They’re still searching for answers, in a case that’s revived concerns about a lack of transparency in corners of Asia’s credit markets. The saga has also highlighted risks of more scares ahead as the trade war and mounting geopolitical concerns reverse a rally in junk debt.
Delta Merlin’s dollar bonds have suffered a stunning slump of 85 cents to 15 cents since being sold just in March, making them the worst-performing junk notes in Asia this year.
It’s rare for companies to miss debt payments shortly after issuing securities, but that’s just what happened in Delta Merlin’s case. Four months before the investor call, the company sold the US$300 million bond to global investors, whose orders of more than US$1 billion showed eagerness at a time when riskier bonds were red-hot throughout the region.
Indonesia’s national police are investigating PT Duniatex, the parent, according to Helmy Santika, the crime division’s deputy director for economic crime, without providing more details as to any allegations.
Even before the first coupon deadline, the manufacturer showed signs of being in trouble, after another company within the closely held Duniatex group missed a loan payment.
In August, Delta Merlin reassured investors it was “largely ring-fenced from the default” of other entities within the group, meaning that its assets are financially separated. But this month, the weaving firm founded by Indonesia’s Sumitro family failed to pay a coupon on its dollar bonds.
Global investors are watching the case closely, to see how foreign creditors will be treated as the company restructures its debt. South-east Asia’s biggest economy is trying to boost investment from overseas to counter risks of a recession as growth slows.
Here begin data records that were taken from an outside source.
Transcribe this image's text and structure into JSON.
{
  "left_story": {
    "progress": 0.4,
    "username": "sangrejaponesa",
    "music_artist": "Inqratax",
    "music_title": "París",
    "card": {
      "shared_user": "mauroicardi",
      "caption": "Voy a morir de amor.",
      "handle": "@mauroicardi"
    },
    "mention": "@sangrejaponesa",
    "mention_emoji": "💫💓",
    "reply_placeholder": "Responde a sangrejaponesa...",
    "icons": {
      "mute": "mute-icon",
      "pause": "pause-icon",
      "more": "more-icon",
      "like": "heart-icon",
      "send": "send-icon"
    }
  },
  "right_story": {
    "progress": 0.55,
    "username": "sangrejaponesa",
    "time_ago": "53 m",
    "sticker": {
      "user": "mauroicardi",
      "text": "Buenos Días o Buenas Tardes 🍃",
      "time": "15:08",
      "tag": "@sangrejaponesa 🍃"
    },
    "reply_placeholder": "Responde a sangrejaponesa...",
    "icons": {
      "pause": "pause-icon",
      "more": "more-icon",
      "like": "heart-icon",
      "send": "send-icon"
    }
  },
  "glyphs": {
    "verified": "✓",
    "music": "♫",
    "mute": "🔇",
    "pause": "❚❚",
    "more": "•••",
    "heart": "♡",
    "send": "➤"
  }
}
It’s also a cautionary tale for foreign investors looking to buy riskier bonds from the nation, which had a wave of defaults a few years back.
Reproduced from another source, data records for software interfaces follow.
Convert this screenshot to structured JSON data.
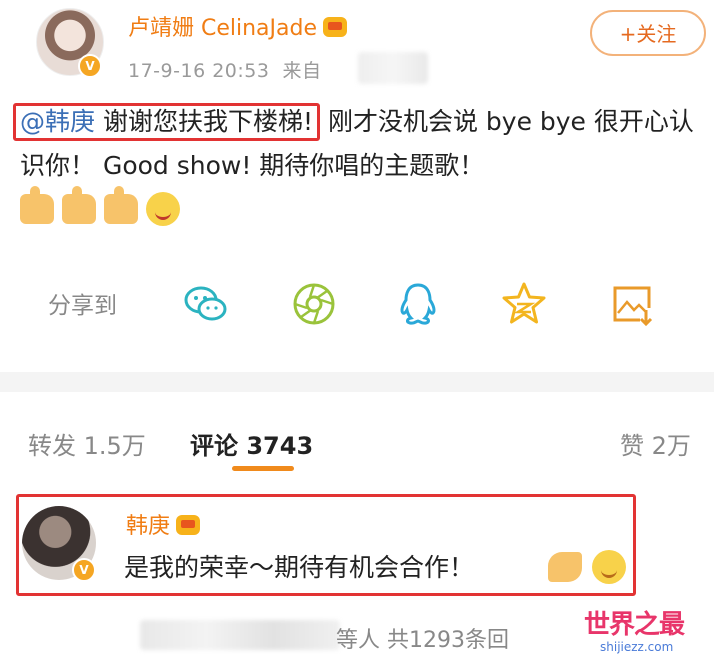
{
  "post": {
    "username": "卢靖姗 CelinaJade",
    "timestamp": "17-9-16 20:53",
    "source_prefix": "来自",
    "follow_label": "+关注",
    "mention": "@韩庚",
    "highlighted_text": "谢谢您扶我下楼梯!",
    "text_rest": "刚才没机会说 bye bye 很开心认识你！ Good show! 期待你唱的主题歌！",
    "emojis": [
      "thumbs-up",
      "thumbs-up",
      "thumbs-up",
      "tongue-smile"
    ]
  },
  "share": {
    "label": "分享到",
    "targets": [
      "wechat-icon",
      "moments-icon",
      "qq-icon",
      "qzone-icon",
      "save-image-icon"
    ]
  },
  "tabs": [
    {
      "label": "转发",
      "count": "1.5万"
    },
    {
      "label": "评论",
      "count": "3743"
    },
    {
      "label": "赞",
      "count": "2万"
    }
  ],
  "comment": {
    "username": "韩庚",
    "text": "是我的荣幸～期待有机会合作！",
    "emojis": [
      "clap-icon",
      "smile-icon"
    ]
  },
  "replies": {
    "text": "等人  共1293条回"
  },
  "watermark": {
    "title": "世界之最",
    "url": "shijiezz.com"
  },
  "colors": {
    "username": "#f07d14",
    "mention": "#3b6fb6",
    "highlight_box": "#e23333",
    "tab_underline": "#f08a1c"
  }
}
“Delta Merlin Dunia teaches a new generation of the hard realities of high-yield Indonesian bonds,” said Owen Gallimore, head of credit strategy at Australia & New Zealand Banking Group.
Parent Duniatex was founded in 1974, and consists of six companies wholly-owned by the Sumitro family with over 50,000 employees, according to Delta Merlin’s bond prospectus.
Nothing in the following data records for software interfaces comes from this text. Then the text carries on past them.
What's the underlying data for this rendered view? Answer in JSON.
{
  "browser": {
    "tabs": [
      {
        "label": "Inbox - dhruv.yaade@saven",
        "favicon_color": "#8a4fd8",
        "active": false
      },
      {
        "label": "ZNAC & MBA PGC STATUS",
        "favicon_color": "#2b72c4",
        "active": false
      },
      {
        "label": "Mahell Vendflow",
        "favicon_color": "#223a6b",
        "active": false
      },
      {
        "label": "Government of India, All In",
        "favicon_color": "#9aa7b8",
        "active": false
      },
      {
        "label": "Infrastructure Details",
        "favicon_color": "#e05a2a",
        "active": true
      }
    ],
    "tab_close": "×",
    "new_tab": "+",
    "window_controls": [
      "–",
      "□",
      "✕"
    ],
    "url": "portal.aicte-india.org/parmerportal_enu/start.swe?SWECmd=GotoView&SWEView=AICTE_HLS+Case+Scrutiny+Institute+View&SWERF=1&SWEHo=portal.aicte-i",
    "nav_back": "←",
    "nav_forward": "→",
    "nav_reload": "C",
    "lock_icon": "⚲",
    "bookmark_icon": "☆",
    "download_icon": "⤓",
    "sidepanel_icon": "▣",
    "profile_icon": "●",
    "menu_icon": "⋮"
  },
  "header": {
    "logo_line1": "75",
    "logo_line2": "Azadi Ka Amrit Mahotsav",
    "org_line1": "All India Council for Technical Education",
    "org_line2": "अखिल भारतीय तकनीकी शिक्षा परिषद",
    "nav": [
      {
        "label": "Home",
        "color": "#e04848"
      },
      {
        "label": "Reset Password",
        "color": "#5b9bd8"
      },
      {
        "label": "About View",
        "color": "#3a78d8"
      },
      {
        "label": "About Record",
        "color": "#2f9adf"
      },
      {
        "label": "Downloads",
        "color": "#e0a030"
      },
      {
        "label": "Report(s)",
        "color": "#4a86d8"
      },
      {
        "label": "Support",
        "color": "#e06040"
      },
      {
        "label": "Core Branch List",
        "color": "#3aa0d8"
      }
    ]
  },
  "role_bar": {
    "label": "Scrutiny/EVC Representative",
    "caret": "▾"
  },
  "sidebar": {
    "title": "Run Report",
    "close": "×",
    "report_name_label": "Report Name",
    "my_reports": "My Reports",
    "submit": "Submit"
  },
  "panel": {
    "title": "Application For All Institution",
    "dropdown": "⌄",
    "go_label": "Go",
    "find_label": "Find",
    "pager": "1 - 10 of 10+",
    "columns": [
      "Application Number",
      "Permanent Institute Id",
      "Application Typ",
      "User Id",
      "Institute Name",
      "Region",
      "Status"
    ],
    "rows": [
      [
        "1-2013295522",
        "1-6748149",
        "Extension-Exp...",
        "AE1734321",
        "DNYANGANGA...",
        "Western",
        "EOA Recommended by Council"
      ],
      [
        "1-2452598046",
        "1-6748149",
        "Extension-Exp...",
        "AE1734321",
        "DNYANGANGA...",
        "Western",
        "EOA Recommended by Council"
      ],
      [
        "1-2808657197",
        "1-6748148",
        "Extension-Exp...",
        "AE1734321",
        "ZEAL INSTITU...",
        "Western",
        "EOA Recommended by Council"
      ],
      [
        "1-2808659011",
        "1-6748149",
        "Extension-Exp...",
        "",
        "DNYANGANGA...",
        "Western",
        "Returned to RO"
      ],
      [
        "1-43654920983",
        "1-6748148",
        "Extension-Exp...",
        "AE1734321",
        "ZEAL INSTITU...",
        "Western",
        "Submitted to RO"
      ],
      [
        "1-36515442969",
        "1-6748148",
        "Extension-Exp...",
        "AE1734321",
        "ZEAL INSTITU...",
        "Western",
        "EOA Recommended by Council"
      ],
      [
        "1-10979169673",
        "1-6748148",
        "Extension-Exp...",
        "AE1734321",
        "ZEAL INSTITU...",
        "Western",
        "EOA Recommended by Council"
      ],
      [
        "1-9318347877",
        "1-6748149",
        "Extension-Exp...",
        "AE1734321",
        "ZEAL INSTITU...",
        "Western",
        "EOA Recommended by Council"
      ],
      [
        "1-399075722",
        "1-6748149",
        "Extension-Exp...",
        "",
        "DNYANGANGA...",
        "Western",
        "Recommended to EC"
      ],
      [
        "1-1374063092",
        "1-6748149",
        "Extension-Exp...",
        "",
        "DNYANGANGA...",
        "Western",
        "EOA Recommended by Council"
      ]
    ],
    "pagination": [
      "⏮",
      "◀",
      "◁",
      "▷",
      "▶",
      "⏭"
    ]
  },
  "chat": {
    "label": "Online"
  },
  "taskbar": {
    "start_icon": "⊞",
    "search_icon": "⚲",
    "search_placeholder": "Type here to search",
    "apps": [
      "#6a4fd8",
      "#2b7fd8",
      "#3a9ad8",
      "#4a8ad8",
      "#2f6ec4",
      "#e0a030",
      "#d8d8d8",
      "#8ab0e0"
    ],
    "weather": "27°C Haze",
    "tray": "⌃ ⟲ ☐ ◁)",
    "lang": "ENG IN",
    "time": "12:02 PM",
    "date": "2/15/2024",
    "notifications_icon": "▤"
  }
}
The company cited US-China trade war trade tensions and an influx of imported Chinese textile products in Indonesia as reasons for its difficulties. Delta Merlin also told investors that it incurred hedging losses as forward currency contracts matured “out-of-the-money.”
“We think that would cause a decline in profits and margins, but not a liquidity crunch,” said Leonard Law, analyst at Lucror Analytics. “It’s hard to tell what exactly went wrong with the company because it’s privately held.”
A communications manager at Duniatex couldn’t immediately be reached for comment.
Delta Merlin’s textile peers such as Pan Brothers and Sri Rejeki Isman, also known as Sritex, haven’t suffered the same problems. Delta Merlin said that both companies have been able to benefit from the influx of Chinese textile products as their businesses are export oriented, whereas the majority of Duniatex group’s business is domestic.
Recouping money could be a challenging task for Delta Merlin’s bondholders and lenders.
A supplier to Delta Merlin, with claims of 1.7 billion rupiah (S$170,000), this month filed an application seeking a court supervised debt moratorium just days before the coupon was due. The debt moratorium, known as PKPU, involves a suspension of payments.
“Foreign creditors may have significant concerns over Indonesian courts,” said Reshmi Khurana, managing director and head, South-east Asia, in the business intelligence and investigations practice at Kroll. “The challenge for foreign investors is that transparency of information flow may be limited and they can be disadvantaged compared to local stakeholders.”